— Task details —
Search the records for the string "China", then copy each line that has it.

━━━━━━━━━━━━━━━━━━━━

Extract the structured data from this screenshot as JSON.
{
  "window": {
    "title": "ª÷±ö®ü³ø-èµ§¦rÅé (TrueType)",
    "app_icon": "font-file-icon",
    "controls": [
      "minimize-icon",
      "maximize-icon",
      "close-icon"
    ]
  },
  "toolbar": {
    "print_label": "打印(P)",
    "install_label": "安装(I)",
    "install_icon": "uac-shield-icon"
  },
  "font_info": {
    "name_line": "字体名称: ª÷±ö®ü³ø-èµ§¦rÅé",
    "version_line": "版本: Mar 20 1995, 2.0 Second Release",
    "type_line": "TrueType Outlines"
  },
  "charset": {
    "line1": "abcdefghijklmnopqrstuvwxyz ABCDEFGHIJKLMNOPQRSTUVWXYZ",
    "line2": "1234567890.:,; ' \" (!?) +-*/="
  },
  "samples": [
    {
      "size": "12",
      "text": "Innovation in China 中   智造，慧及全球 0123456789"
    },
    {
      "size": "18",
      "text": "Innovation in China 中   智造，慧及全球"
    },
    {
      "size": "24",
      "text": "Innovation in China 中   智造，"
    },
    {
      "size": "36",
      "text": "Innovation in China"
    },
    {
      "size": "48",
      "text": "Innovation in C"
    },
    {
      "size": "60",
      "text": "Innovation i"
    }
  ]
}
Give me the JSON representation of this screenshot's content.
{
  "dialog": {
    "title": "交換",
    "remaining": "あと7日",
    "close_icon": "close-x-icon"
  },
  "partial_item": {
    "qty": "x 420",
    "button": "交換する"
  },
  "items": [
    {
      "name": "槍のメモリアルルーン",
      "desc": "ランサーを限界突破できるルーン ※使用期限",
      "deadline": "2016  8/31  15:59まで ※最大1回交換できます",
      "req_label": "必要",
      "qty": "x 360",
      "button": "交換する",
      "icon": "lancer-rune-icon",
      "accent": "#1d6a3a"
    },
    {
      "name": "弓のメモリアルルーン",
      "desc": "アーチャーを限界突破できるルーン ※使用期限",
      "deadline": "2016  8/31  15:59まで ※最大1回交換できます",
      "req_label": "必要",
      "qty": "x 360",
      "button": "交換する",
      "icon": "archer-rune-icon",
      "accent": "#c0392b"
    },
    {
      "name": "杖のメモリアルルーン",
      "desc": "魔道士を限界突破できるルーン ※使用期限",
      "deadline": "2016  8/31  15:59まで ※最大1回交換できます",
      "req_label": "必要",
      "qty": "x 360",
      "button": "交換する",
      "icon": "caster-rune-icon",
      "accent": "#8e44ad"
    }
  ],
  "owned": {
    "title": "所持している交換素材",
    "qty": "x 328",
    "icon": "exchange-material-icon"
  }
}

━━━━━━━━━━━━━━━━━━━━

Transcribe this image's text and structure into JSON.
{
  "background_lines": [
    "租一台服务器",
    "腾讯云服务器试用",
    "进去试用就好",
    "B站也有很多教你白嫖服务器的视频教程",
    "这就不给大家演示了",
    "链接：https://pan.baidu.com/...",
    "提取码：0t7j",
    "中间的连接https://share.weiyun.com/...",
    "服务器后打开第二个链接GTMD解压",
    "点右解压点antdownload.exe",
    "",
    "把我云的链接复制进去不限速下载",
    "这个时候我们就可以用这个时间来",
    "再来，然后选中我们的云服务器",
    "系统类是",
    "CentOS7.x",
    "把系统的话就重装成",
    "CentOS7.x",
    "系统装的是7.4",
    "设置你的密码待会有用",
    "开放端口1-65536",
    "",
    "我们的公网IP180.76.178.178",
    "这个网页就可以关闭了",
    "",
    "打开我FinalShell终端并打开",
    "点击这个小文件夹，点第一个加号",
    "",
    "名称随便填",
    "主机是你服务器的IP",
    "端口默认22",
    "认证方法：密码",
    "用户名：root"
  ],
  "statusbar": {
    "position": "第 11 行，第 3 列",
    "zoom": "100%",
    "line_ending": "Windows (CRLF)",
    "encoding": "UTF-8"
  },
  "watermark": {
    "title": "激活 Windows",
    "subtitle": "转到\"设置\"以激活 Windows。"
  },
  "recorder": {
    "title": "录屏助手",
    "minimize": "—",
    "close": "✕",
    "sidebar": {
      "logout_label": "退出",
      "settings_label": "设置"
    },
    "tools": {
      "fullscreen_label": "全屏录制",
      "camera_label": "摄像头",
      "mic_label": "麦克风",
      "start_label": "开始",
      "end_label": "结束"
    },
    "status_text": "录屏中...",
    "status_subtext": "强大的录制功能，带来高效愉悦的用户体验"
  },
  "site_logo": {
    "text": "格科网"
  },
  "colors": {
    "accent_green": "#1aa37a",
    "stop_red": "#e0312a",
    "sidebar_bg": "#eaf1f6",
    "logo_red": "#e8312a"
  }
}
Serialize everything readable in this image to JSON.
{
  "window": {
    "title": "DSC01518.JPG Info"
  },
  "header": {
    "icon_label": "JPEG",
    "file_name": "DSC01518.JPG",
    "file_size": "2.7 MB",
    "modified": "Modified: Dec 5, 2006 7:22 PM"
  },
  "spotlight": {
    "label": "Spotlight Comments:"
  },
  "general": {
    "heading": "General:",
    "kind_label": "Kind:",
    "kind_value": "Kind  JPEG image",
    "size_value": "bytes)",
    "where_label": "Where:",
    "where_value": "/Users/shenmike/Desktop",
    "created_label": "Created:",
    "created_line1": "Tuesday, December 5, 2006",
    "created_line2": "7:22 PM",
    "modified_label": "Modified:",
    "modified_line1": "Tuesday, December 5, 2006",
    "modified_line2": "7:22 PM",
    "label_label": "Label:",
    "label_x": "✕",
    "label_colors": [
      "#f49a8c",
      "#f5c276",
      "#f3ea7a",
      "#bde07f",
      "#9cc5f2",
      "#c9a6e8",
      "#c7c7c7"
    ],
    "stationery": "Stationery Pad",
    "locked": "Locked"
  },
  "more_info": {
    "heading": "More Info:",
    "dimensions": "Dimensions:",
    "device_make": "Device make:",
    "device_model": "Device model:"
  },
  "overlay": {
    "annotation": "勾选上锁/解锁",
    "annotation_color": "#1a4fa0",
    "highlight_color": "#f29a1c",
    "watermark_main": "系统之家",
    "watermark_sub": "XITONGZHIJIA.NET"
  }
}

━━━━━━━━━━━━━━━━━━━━

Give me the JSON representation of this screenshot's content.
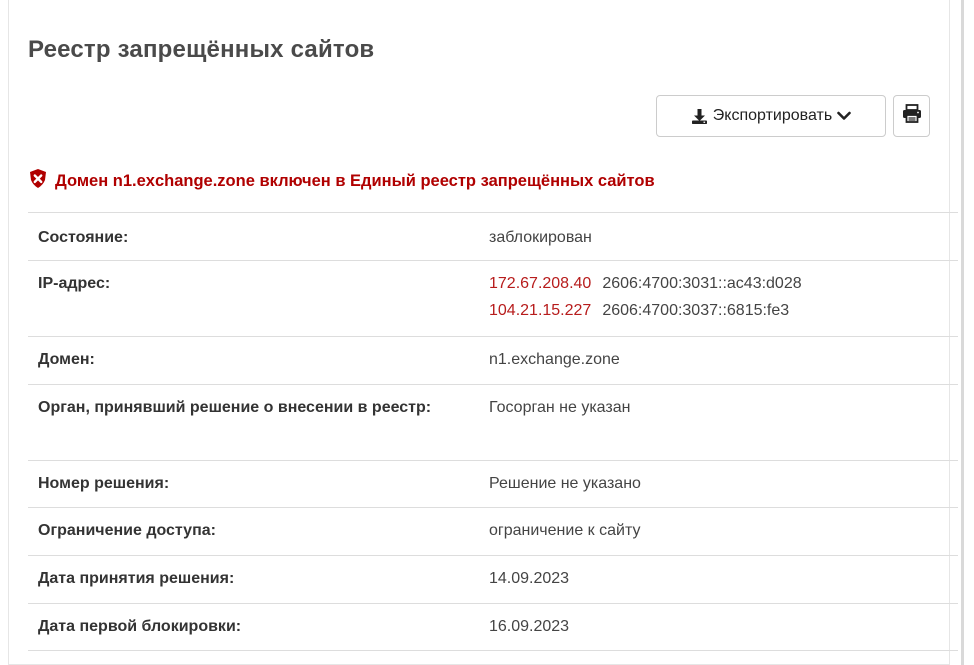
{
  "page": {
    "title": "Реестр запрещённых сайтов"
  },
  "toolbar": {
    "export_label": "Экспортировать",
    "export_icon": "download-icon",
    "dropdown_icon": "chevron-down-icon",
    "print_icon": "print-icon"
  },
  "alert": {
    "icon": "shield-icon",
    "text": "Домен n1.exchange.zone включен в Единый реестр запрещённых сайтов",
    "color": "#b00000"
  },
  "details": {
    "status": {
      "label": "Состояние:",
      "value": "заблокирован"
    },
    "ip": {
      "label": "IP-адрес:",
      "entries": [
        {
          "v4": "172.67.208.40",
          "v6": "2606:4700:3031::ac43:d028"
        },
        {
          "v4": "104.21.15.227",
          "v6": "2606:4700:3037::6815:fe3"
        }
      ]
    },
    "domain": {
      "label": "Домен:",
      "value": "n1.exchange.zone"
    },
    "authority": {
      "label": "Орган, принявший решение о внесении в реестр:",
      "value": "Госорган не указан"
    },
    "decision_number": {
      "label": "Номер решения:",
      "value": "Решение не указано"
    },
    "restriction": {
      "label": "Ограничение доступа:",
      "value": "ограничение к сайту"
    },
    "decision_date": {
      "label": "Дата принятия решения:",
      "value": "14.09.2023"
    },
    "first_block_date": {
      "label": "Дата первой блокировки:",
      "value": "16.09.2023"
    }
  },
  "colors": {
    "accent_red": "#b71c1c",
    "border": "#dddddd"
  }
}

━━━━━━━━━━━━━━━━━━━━

— Completed exercise —
      "text": "Innovation in China 中   智造，慧及全球 0123456789"
      "text": "Innovation in China 中   智造，慧及全球"
      "text": "Innovation in China 中   智造，"
      "text": "Innovation in China"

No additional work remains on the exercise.